Since then, six different petitions to the World Trade Center Health Program have pleaded to add autoimmune diseases to the list, but federal health officials have dismissed them all for insufficient evidence, most recently in 2017.
A spokesperson for the health program, which is run by a division of the federal Centers for Disease Control called the National Institute for Occupational Safety & Health (NIOSH), said in a statement that previous petitions to add autoimmune diseases to the list of covered conditions did not meet the “threshold of being substantially likely to be causally associated with September 11 exposures”.
“These things are not very easy to study scientifically,” Wilkenfeld said. “But you don’t have to be a statistician or an epidemiologist to follow that something is wrong.”
Crystalline silica, a mineral used in construction, was a major component of debris – and a notorious autoimmunity risk factor. Other site chemicals, such as organic hydrocarbon solvents and asbestos, have also been linked to immune dysfunction.
But like cancer, the onset of an autoimmune disease can also be influenced by other variables, such as genetics. It can be difficult to determine if a patient has acquired an autoimmune disease as a result of a specific exposure or if they would have contracted it anyway.
And compared to extensive cancer research, less is known about the potential external causes of autoimmune diseases, said James Cone, medical director of the World Trade Center Health Registry in the Department of Mental Health and Hygiene. new York City.
“We really have very few good toxicology studies that could be used to assess the biological plausibility of something like exposure to the World Trade Center and subsequent immune diseases,” he said.
But the growing concern of 9/11 victims has spurred investment in studies to fill the gaps.
“They’ve been really, really persistent and very clear about what they’re going through,” Cone said. “And that has given rise to a lot more research.”
In 2019, Cone was one of the authors of a study based on participants in the World Trade Center Health Registry that found that responders with intense exposure to toxic dust were almost twice as likely to develop self-disease. systemic immune system.
It echoed models from earlier studies from the New York City Fire Department (FDNY), which also found an increased risk of systemic autoimmune disease depending on the level of exposure at the site. One study calculated that for every month worked at the World Trade Center after 9/11, the odds of developing systemic autoimmune disease increased by 13%.
The 2019 study also looked at a link between autoimmune diseases and PTSD, one of the most common mental health diagnoses after 9/11, which has been linked to autoimmunity in several studies. Community members with PTSD were nearly three times more likely to develop autoimmune diseases, the researchers found.
But caveats abound; sample sizes tend to be small and it is difficult to correct for confounding variables, such as family history and past exposures.
On a disease-by-disease basis, researchers are less likely to find statistically significant case numbers, according to a presentation Thursday by FDNY chief medical officer Dr David Prezant. “But when you add them all up, there is an excessive number of cases in the cluster exposed at the World Trade Center.”

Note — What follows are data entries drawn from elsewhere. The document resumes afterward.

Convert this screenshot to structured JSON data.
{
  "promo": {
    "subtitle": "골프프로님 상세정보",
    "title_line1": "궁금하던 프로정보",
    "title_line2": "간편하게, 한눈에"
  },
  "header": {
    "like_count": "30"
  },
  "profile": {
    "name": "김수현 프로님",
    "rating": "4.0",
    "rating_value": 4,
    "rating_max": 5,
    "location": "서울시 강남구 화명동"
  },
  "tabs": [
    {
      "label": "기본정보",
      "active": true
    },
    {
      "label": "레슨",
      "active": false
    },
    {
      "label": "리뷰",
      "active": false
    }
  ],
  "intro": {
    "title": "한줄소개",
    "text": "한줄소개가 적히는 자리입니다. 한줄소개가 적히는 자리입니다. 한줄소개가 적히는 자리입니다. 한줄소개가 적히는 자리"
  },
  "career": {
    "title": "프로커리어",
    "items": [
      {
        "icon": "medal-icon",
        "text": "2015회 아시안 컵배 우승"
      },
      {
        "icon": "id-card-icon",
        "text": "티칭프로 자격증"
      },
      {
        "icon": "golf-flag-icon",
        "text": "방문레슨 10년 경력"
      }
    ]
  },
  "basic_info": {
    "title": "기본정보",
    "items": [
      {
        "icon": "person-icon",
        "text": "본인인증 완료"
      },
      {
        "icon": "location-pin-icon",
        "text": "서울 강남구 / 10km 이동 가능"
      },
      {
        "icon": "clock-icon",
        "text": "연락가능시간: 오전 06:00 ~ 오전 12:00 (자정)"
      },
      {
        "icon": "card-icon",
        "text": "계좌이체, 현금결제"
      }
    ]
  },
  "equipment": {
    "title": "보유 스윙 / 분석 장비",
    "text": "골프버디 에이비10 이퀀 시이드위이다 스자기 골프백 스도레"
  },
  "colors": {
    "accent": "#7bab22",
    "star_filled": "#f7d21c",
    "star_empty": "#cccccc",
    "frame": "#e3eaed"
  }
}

And with rare diseases, the number of cases doesn’t have to be high to be troubling. In the FDNY study population of about 14,000 predominantly white men, even 11 cases of lupus represented a dramatic increase, Prezant noted – five and 13 times more than expected, depending on the level of exposure. In the general population, nine out of 10 lupus patients are women, most likely women of color.
But the World Trade Center health program has a high bar for what constitutes evidence; only published, peer-reviewed epidemiological studies that focus specifically on the 9/11 cohort are “relevant”. Few studies like this existed even at the time of the last petition, federal health officials discovered after performing multiple searches.
In a statement, a spokesperson for the World Trade Center Health Program said that if the program receives a new petition or becomes aware of new research “that has the potential to support a causal association,” then the program “will re-examine the question ”.
Four years later, the odds look better for a positive decision, Wilkenfeld said.
“We think there is a connection,” Wilkenfeld said. “And even more than that, if there is any slight benefit of the doubt, patients should be getting the care they need.”
The public has not grasped the number of people who are still sick, getting sick and still in pain, Wilkenfeld continued. “I think America really owes these people a debt, doesn’t it? It was an attack on America. It wasn’t an attack on Lower Manhattan.”
“It is unfair to tell patients they have an unrelated disease,” he added. “I think that’s really the point.”